We won’t be doing it again until mid-2021, but we are all so anxious. We’re so anxious to get back on the road. I was telling Kym the other day. We haven’t been on stage since February. We want to get back on stage and make people laugh. People want to come out to laugh. They want to hear what we have to say. We’re female. We’re women. We’re strong. They want to know how the hell I’m dating during COVID. I’m not. All the COVID tests we got to take to kiss somebody. They want to laugh at that because they’re going through the same things.
Audiences can see you all over beyond Dish Nation like on Netflix’s Mr. Iglesias, which currently has two seasons out. That had to be fun getting back into the sitcom realm. And later this year you’re also stretching your musical muscle with A Week Away. You’ve really been able to diversify yourself.
Gabriel used to give me a ride from the comedy clubs because my car was repossessed. That’s how far back we go. To work with Gabe on a show like this is great because people get to see how funny he is. I love sitcoms.
And when they asked me to be in A Week Away to sing and dance. Dancing with the Stars is a lot different than being in a musical. But they even gave me a solo. I sound like a black Pat Benatar. It was so much fun. I danced and got bruised up. I can’t wait for people to see that side of me.
Then Deadline just announced I’m on a show on ABC recurring with Kyra Sedgwick called Call Your Mother. I play her best friend. I’m blessed to, even during the pandemic, get to go and do what I love. I don’t take any of it for granted.
You’re on yet another game show coming up October 1 in Match Game. Is there any competition/game show you want to be on that you haven’t?
I told the casting director of Dancing with the Stars if you have a fan favorites season and don’t invite me, I’m going to curl up in a fetal position and not come out. That was probably one of the best experiences I have ever had was Dancing with the Stars. I would love to try it again because I didn’t get to do my salsa. I got voted off before I got to do my salsa.
I love game shows because I used to watch game shows with my grandmother.
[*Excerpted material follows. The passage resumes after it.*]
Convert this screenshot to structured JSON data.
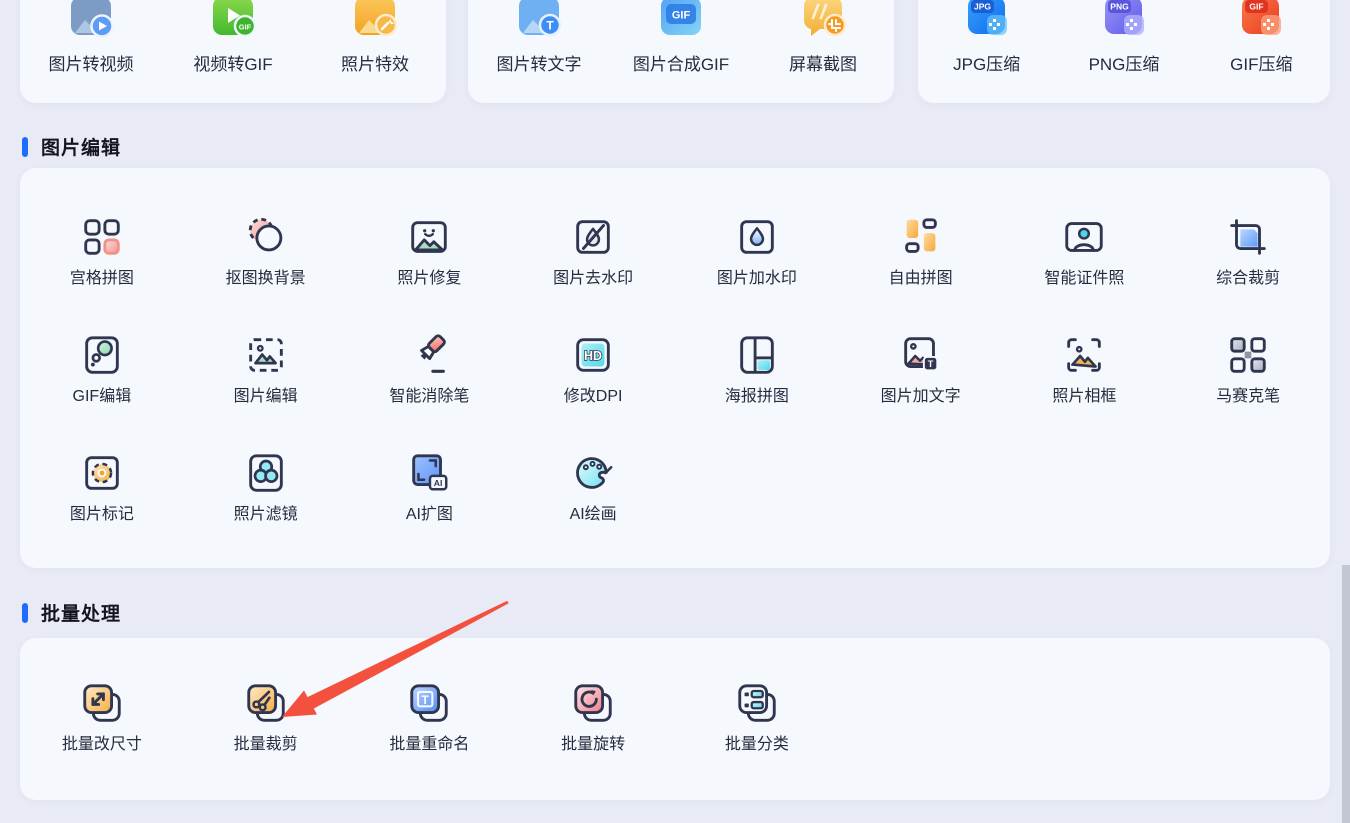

She loved The $20,000 Pyramid. If I can get on [The $100,000 Pyramid] with Michael Strahan I feel like my grandmother would be up in heaven cheering for me.
Who is your pick to win Dancing with the Stars this season?
Skai Jackson. You better watch out for that little one. She almost fell and she grabbed her partner’s hair. Who does that? I wouldn’t let her grab hair because I wouldn’t know if it would come off. I think with Carole Baskin, I just wanted to know how many cat songs she was going to go through. Next you’re going to tell me is she was going to do WAP. If she did one more kitty song, I’m going to fall out. But Skai Jackson is the one to take that.
With so much work being done at home, how do you stay sane?
I think there are three things I do. One thing I said during this pandemic and quarantine is what do I want to do that has always scared me? I think that this is an opportunity for people to say, “Let me try something that has been gnawing at the edges of my mind and my dreams.” This is the time to do it. For me, it was writing because I’ve always wanted to write. I’ve never done it because it scared me. I’m writing a movie that I’m going to pitch. That keeps me sane because I’m stepping out of my comfort zone.
The second thing is you have to keep connected with friends, even if it’s something little. For me, I would go social distance walking with Niecy Nash and Kym Whitley.
I go roller skating around the house. It’s all of us. We go roller skating. You have to stay connected to whomever you can because we’re not designed to be in a house by ourselves. So if you got a negative COVID test and your friend got a negative COVID test, hug them!
The other thing is you have to do some form of exercise. I started walking four miles three times a week. I just put my earbuds in and just walk because it just keeps me focused. I did a pushup challenge where we’re supposed to do 50 pushups in 30 days. I got to 81 pushups. Try a challenge you have never tried before, because I don’t think we’re going to get this moment back.
Dish Nation airs in syndication, online and is also available on Hulu.